Legislation May Drive Private Equity Offshore, Advocate Warns
Douglas Lowenstein, president of the Private Equity Council, told CNBC’s “Squawk Box” that a bill pending in Congress could drive private equity offshore.
He said the legislation, introduced last week by U.S. Sen. Max Baucus (D-Mont.), and Charles Grassley (R-Iowa), would discourage U.S. private-equity firms from going public and undermine the nation’s financial competitiveness. The measure would boost the tax rate to 35% from 15% on private equity firms that go public.
However, the bill would allow Blackstone Group, which raised $4.13 billion in an initial public offering, to continue paying a 15% capital gains rate until 2012.

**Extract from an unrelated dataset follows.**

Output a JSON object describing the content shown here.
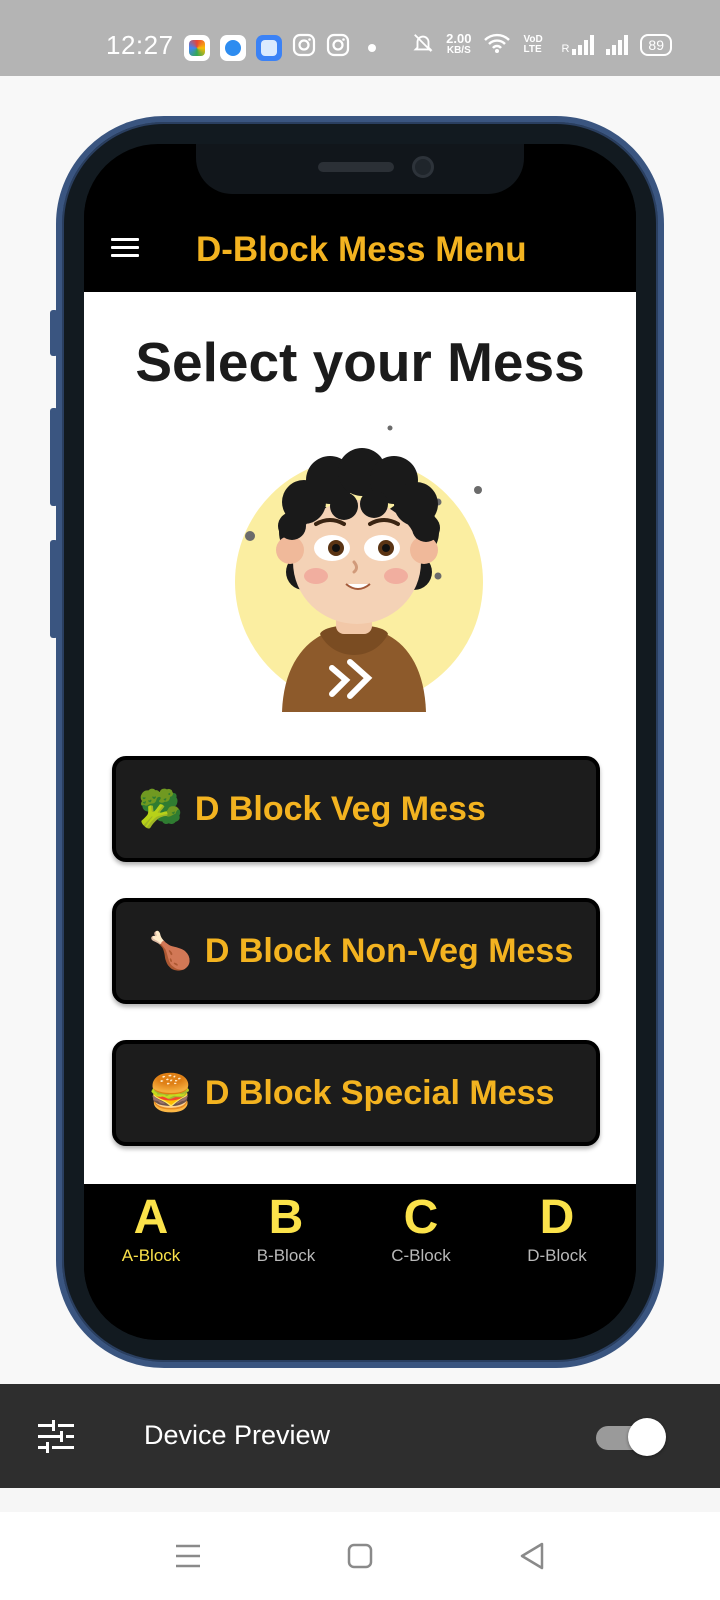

“I think anytime you increase taxes on a business by more than 100%, it would require a hard look at the business model and what you need to do to modify it,” Lowenstein said Friday. “I think the implications are potentially quite significant [and] could drive this capital offshore. You could significantly reduce the volume of buyout activity.”
Lowenstein said he didn’t see the bill as part of an “orchestrated attack on private equity,” and said there is an “understandable and appropriate concern about income disparity.”

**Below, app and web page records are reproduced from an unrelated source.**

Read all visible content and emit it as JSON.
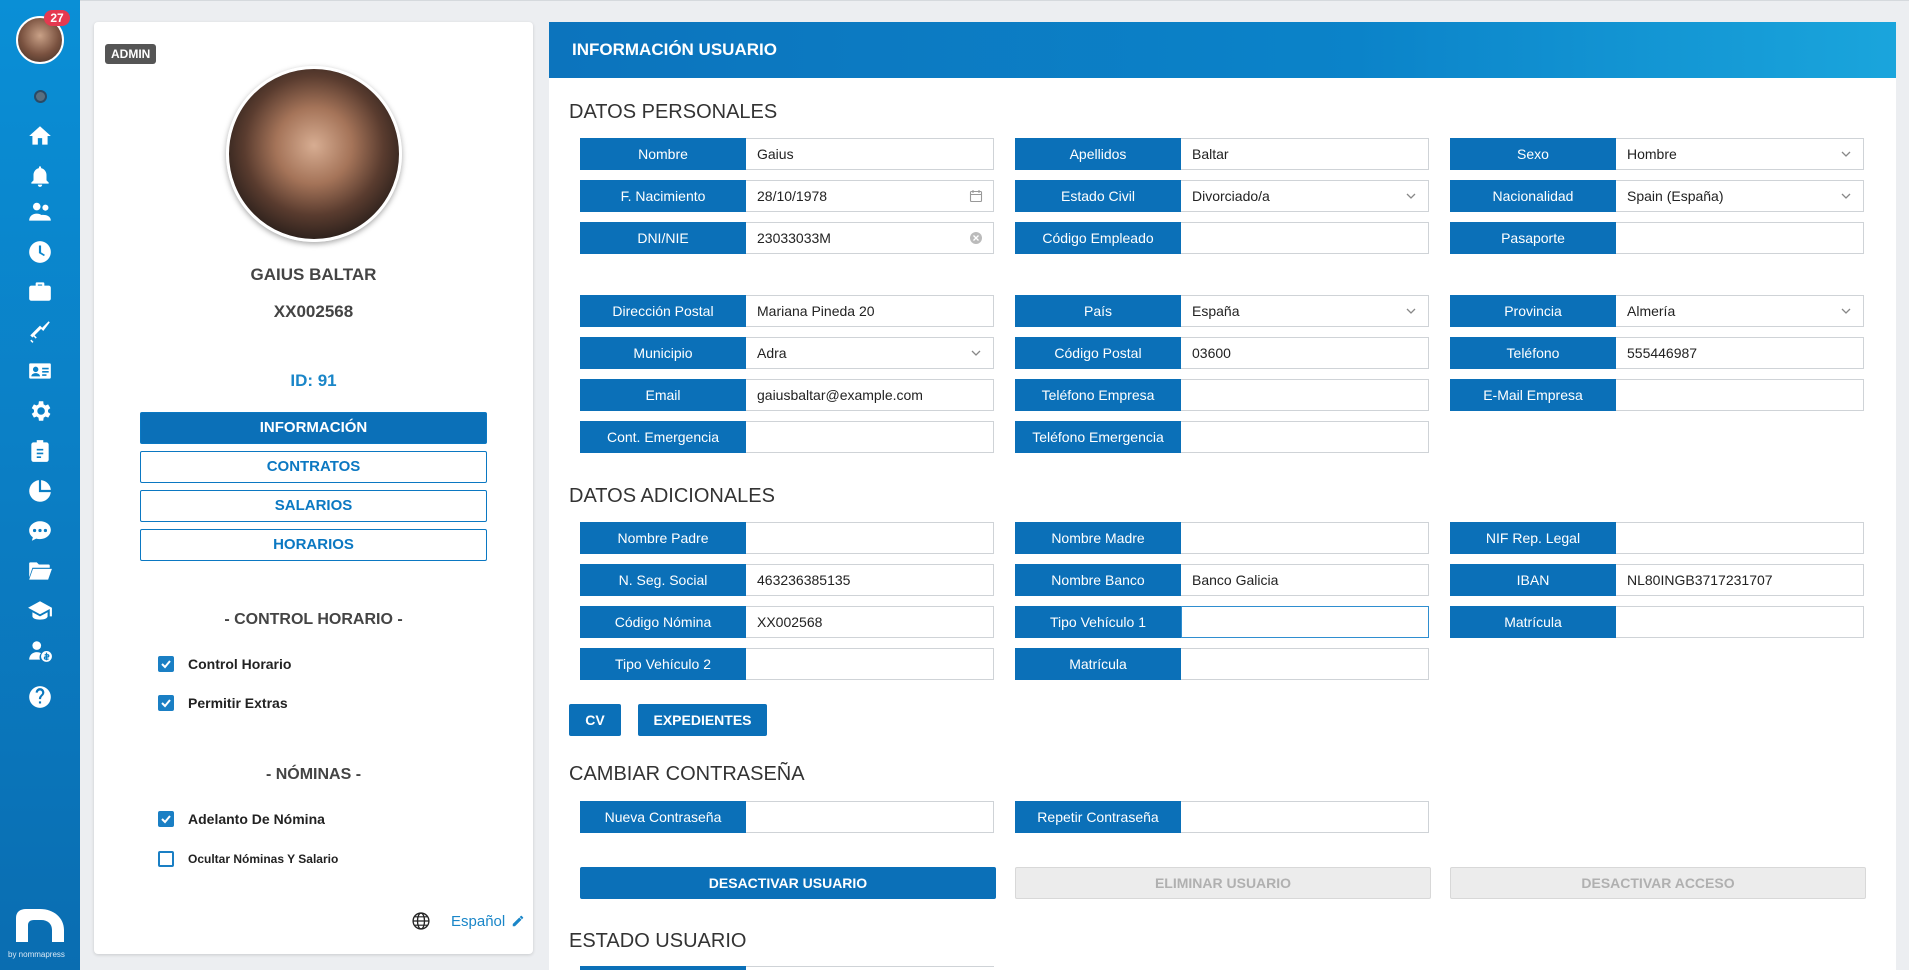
{
  "sidebar": {
    "notifications": "27",
    "icons": [
      "home-icon",
      "bell-icon",
      "users-icon",
      "clock-icon",
      "briefcase-icon",
      "tools-icon",
      "id-card-icon",
      "gear-icon",
      "clipboard-icon",
      "pie-chart-icon",
      "chat-icon",
      "folder-icon",
      "graduation-cap-icon",
      "user-money-icon",
      "help-icon"
    ],
    "brand_text": "by nommapress"
  },
  "profile": {
    "badge": "ADMIN",
    "name": "GAIUS BALTAR",
    "code": "XX002568",
    "id": "ID: 91",
    "buttons": [
      "INFORMACIÓN",
      "CONTRATOS",
      "SALARIOS",
      "HORARIOS"
    ],
    "control_title": "- CONTROL HORARIO -",
    "control_items": [
      {
        "label": "Control Horario",
        "checked": true
      },
      {
        "label": "Permitir Extras",
        "checked": true
      }
    ],
    "nominas_title": "- NÓMINAS -",
    "nominas_items": [
      {
        "label": "Adelanto De Nómina",
        "checked": true
      },
      {
        "label": "Ocultar Nóminas Y Salario",
        "checked": false
      }
    ],
    "language": "Español"
  },
  "main": {
    "title": "INFORMACIÓN USUARIO",
    "personal_title": "DATOS PERSONALES",
    "personal": {
      "nombre": {
        "label": "Nombre",
        "value": "Gaius"
      },
      "apellidos": {
        "label": "Apellidos",
        "value": "Baltar"
      },
      "sexo": {
        "label": "Sexo",
        "value": "Hombre"
      },
      "nacimiento": {
        "label": "F. Nacimiento",
        "value": "28/10/1978"
      },
      "estado_civil": {
        "label": "Estado Civil",
        "value": "Divorciado/a"
      },
      "nacionalidad": {
        "label": "Nacionalidad",
        "value": "Spain (España)"
      },
      "dni": {
        "label": "DNI/NIE",
        "value": "23033033M"
      },
      "codigo_empleado": {
        "label": "Código Empleado",
        "value": ""
      },
      "pasaporte": {
        "label": "Pasaporte",
        "value": ""
      },
      "direccion": {
        "label": "Dirección Postal",
        "value": "Mariana Pineda 20"
      },
      "pais": {
        "label": "País",
        "value": "España"
      },
      "provincia": {
        "label": "Provincia",
        "value": "Almería"
      },
      "municipio": {
        "label": "Municipio",
        "value": "Adra"
      },
      "codigo_postal": {
        "label": "Código Postal",
        "value": "03600"
      },
      "telefono": {
        "label": "Teléfono",
        "value": "555446987"
      },
      "email": {
        "label": "Email",
        "value": "gaiusbaltar@example.com"
      },
      "telefono_empresa": {
        "label": "Teléfono Empresa",
        "value": ""
      },
      "email_empresa": {
        "label": "E-Mail Empresa",
        "value": ""
      },
      "cont_emergencia": {
        "label": "Cont. Emergencia",
        "value": ""
      },
      "telefono_emergencia": {
        "label": "Teléfono Emergencia",
        "value": ""
      }
    },
    "additional_title": "DATOS ADICIONALES",
    "additional": {
      "nombre_padre": {
        "label": "Nombre Padre",
        "value": ""
      },
      "nombre_madre": {
        "label": "Nombre Madre",
        "value": ""
      },
      "nif_rep": {
        "label": "NIF Rep. Legal",
        "value": ""
      },
      "seg_social": {
        "label": "N. Seg. Social",
        "value": "463236385135"
      },
      "nombre_banco": {
        "label": "Nombre Banco",
        "value": "Banco Galicia"
      },
      "iban": {
        "label": "IBAN",
        "value": "NL80INGB3717231707"
      },
      "codigo_nomina": {
        "label": "Código Nómina",
        "value": "XX002568"
      },
      "tipo_vehiculo_1": {
        "label": "Tipo Vehículo 1",
        "value": ""
      },
      "matricula_1": {
        "label": "Matrícula",
        "value": ""
      },
      "tipo_vehiculo_2": {
        "label": "Tipo Vehículo 2",
        "value": ""
      },
      "matricula_2": {
        "label": "Matrícula",
        "value": ""
      }
    },
    "btn_cv": "CV",
    "btn_expedientes": "EXPEDIENTES",
    "password_title": "CAMBIAR CONTRASEÑA",
    "password": {
      "nueva": {
        "label": "Nueva Contraseña",
        "value": ""
      },
      "repetir": {
        "label": "Repetir Contraseña",
        "value": ""
      }
    },
    "btn_desactivar_usuario": "DESACTIVAR USUARIO",
    "btn_eliminar_usuario": "ELIMINAR USUARIO",
    "btn_desactivar_acceso": "DESACTIVAR ACCESO",
    "estado_title": "ESTADO USUARIO"
  }
}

But he said current tax law is “defensible and appropriate.”
“The partnership tax laws as they relate to capital gains have been around for 100 years,” Lowenstein said. “The [laws] apply to private equity, real estate partnerships, oil and gas partnerships, small business investment companies. This is not some unique loophole exploited by private equity -- it’s a fundamental part of American tax policy."
He added, "There are some very fundamental principals that drive it, including the notion that entrepreneurial risk deserves capital gains treatment. We’re going to defend that principle because we think it’s right.”
The Private Equity Council is an advocacy group based in Washington, D.C. Its members are: Apax Partners; Apollo Advisors; Bain Capital; The Blackstone Group; The Carlyle Group; Kohlberg, Kravis & Roberts (KKR); Hellman & Friedman; T.H. Lee Company; Providence Equity; Silver Lake Partners and TPG Capital.